$limit argument to cut down the
Seq of words to be generated.
my := bag 'my-file.txt'.IO.words;say "Most common words: ", .sort(-*.value).head: 5;
method words(Supply: --> Supply)
Creates a supply that will emit the characters coming in word for word from a supply that's usually created by some asynchronous I/O operation.
my = Supply.from-list("Hello Word!".comb);my = .words;.tap(); # OUTPUT: «Hello␤Word!␤»
method words(Cool: |c)
say <The quick brown fox>.words.join('|'); # OUTPUT: «The|quick|brown|fox␤»say <The quick brown fox>.words(2).join('|'); # OUTPUT: «The|quick␤»
Cool is the base class for many other classes, and some of them, like Match, can be converted to a string. This is what happens in this case:
say ( "easy come, easy goes" ~~ m:g/(ea\w+)/).words(Inf);# OUTPUT: «(easy easy)␤»say words( "easy come, easy goes" ~~ m:g/(ea\w+)/ , ∞);# OUTPUT: «(easy easy)␤»
The example above illustrates two of the ways
words can be invoked, with the first argument turned into invocant by its signature. Of course,
Inf is the default value of the second argument, so in both cases (and forms) it can be simply omitted.
Only whitespace (including no-break space) counts as word boundaries
say <Flying on a Boeing 747>.words.join('|'); # OUTPUT: «Flying|on|a|Boeing|747␤»
In this case, "Boeing 747" includes a (visible only in the source) no-break space;
words still splits the (resulting)
Str on it, even if the original array only had 4 elements:

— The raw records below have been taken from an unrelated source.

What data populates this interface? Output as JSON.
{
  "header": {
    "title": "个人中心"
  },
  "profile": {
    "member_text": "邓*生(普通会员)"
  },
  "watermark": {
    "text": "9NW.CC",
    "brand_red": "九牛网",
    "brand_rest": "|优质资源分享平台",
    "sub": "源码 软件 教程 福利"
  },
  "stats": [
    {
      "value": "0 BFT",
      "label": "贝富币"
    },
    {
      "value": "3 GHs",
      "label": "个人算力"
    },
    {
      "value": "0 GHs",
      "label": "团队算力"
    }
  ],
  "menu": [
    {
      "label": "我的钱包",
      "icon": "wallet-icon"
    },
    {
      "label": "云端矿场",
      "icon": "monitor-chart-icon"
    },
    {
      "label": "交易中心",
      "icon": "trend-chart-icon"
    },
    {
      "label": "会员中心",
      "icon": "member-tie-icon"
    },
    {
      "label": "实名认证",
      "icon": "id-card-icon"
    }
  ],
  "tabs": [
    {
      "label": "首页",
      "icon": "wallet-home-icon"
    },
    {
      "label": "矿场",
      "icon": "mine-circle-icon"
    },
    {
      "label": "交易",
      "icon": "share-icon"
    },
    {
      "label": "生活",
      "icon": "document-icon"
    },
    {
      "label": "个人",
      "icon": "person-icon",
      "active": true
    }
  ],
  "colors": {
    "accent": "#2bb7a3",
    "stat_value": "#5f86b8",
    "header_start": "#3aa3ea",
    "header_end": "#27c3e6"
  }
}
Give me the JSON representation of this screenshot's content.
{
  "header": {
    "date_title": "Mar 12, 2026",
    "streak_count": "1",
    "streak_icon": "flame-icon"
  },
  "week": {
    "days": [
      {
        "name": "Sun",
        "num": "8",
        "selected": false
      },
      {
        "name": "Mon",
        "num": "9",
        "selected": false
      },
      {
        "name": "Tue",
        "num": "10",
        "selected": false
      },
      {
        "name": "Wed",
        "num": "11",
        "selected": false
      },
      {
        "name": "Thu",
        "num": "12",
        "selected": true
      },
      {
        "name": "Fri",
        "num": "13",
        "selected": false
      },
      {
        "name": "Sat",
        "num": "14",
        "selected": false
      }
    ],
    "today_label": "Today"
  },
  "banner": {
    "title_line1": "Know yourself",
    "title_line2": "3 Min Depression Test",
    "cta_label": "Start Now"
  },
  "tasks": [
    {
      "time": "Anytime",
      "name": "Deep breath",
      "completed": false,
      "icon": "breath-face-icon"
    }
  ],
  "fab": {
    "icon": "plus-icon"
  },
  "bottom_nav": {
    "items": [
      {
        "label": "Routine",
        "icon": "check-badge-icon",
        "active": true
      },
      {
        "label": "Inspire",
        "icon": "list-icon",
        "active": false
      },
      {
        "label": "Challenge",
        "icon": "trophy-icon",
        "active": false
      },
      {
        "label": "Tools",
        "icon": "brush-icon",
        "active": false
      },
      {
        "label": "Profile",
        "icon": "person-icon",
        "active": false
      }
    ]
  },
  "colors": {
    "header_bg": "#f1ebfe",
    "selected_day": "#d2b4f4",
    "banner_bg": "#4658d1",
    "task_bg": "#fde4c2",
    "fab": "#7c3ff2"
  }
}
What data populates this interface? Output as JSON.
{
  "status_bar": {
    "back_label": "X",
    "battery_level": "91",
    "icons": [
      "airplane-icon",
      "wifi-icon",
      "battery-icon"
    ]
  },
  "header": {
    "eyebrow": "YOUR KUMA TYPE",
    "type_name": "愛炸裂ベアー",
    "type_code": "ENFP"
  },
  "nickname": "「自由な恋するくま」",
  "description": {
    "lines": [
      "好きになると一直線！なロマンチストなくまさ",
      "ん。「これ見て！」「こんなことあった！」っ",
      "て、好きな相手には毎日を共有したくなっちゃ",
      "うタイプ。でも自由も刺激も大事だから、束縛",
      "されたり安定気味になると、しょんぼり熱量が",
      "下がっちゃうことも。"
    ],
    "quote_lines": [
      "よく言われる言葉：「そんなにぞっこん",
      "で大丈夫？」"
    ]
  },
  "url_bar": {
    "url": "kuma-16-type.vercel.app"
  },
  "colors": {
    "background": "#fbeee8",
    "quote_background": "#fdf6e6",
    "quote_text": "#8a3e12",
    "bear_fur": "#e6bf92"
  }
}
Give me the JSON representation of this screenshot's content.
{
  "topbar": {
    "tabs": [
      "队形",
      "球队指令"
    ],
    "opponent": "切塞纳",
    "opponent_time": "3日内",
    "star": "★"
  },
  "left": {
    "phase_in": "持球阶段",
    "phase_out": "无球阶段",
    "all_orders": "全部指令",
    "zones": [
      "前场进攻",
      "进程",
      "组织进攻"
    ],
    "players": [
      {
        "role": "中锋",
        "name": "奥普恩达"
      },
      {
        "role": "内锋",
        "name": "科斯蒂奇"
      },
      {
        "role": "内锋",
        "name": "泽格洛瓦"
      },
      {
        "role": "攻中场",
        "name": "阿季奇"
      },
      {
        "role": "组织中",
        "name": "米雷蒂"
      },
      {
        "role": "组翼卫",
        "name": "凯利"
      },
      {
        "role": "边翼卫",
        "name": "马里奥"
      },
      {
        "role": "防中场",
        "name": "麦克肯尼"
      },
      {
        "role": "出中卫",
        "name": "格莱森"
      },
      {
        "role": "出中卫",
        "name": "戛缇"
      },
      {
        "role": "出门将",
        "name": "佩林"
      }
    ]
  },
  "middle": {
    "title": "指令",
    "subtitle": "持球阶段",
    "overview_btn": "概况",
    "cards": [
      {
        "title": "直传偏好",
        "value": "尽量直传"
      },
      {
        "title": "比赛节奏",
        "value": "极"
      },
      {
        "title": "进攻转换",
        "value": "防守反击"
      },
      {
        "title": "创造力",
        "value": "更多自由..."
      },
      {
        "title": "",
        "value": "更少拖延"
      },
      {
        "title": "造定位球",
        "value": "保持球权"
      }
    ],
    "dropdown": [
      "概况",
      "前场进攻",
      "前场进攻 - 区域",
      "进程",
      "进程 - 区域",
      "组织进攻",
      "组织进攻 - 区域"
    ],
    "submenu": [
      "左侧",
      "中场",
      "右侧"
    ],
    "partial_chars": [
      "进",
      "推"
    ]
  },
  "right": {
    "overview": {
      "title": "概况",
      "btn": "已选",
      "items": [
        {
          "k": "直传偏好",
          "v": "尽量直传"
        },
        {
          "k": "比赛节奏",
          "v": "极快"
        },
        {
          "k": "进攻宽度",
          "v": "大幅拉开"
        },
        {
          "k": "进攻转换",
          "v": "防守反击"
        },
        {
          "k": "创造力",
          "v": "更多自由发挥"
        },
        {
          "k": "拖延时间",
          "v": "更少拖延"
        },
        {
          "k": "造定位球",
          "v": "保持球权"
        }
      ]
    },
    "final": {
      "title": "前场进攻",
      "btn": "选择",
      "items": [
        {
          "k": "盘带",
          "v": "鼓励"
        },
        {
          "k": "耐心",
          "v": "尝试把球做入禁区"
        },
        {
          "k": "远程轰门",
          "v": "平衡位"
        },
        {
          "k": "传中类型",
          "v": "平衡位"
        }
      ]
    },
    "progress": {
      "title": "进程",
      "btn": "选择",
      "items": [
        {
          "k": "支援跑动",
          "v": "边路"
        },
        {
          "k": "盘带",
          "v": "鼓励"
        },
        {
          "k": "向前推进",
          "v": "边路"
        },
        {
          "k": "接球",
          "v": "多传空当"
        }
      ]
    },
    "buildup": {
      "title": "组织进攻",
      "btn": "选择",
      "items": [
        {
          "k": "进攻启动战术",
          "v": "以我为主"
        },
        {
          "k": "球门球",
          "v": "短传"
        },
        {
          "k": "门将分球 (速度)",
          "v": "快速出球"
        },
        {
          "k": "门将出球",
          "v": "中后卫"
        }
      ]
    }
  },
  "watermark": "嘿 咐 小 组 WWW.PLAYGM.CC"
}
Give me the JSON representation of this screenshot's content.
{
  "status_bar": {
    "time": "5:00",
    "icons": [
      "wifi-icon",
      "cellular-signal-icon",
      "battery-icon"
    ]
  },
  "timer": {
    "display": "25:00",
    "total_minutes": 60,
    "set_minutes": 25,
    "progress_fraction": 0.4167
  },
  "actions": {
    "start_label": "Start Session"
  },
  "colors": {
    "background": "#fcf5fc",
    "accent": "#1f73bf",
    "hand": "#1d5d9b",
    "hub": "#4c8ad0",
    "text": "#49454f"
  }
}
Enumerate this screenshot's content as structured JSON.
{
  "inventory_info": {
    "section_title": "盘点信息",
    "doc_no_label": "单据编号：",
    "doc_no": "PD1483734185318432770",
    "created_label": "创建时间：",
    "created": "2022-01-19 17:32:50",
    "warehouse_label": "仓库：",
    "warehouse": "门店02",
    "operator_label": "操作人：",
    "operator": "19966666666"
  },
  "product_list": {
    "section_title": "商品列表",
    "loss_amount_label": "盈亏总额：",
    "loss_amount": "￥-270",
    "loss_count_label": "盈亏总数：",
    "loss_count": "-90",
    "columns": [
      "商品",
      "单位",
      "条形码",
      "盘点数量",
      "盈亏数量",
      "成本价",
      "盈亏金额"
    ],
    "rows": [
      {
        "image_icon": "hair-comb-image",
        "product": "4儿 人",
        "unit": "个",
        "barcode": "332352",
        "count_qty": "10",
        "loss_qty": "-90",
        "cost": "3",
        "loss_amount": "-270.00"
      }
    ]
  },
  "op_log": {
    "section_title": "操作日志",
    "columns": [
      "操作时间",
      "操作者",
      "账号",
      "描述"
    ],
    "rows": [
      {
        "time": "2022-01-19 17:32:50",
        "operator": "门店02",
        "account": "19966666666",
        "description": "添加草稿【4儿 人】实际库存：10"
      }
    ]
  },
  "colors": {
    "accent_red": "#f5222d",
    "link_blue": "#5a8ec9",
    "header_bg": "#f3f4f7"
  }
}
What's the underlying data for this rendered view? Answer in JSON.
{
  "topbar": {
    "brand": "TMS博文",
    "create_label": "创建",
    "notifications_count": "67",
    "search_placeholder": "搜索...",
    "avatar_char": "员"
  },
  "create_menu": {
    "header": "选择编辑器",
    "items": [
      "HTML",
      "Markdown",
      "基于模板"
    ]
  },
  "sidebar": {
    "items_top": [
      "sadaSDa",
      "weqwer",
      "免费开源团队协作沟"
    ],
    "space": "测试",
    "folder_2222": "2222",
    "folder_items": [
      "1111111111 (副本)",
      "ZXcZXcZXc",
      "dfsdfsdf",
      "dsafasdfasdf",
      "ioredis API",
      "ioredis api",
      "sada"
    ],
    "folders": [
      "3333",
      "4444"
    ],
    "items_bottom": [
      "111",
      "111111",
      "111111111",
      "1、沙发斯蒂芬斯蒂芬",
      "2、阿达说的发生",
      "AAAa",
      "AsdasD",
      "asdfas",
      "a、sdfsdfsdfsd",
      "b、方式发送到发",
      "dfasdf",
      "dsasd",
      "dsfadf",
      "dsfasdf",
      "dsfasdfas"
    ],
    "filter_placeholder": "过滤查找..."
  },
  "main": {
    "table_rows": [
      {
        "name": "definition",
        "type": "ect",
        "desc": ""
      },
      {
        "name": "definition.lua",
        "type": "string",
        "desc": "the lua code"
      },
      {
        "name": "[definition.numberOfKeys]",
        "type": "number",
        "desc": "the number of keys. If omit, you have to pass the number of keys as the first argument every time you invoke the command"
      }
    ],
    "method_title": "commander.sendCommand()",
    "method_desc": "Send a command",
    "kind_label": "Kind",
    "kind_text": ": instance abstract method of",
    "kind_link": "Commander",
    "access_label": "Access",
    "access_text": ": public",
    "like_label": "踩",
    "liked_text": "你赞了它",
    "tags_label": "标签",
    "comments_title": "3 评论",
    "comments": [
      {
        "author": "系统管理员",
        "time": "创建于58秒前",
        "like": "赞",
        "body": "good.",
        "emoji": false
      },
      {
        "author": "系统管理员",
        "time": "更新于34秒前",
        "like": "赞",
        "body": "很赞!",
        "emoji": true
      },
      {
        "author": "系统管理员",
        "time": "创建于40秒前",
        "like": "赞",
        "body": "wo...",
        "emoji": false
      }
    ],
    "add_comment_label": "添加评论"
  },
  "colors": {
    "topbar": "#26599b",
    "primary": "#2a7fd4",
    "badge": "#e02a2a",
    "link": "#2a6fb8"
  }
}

say <Flying on a Boeing 747>.join('|'); # OUTPUT: «Flying|on|a|Boeing 747␤»
Str.words for more examples and ways to invoke it.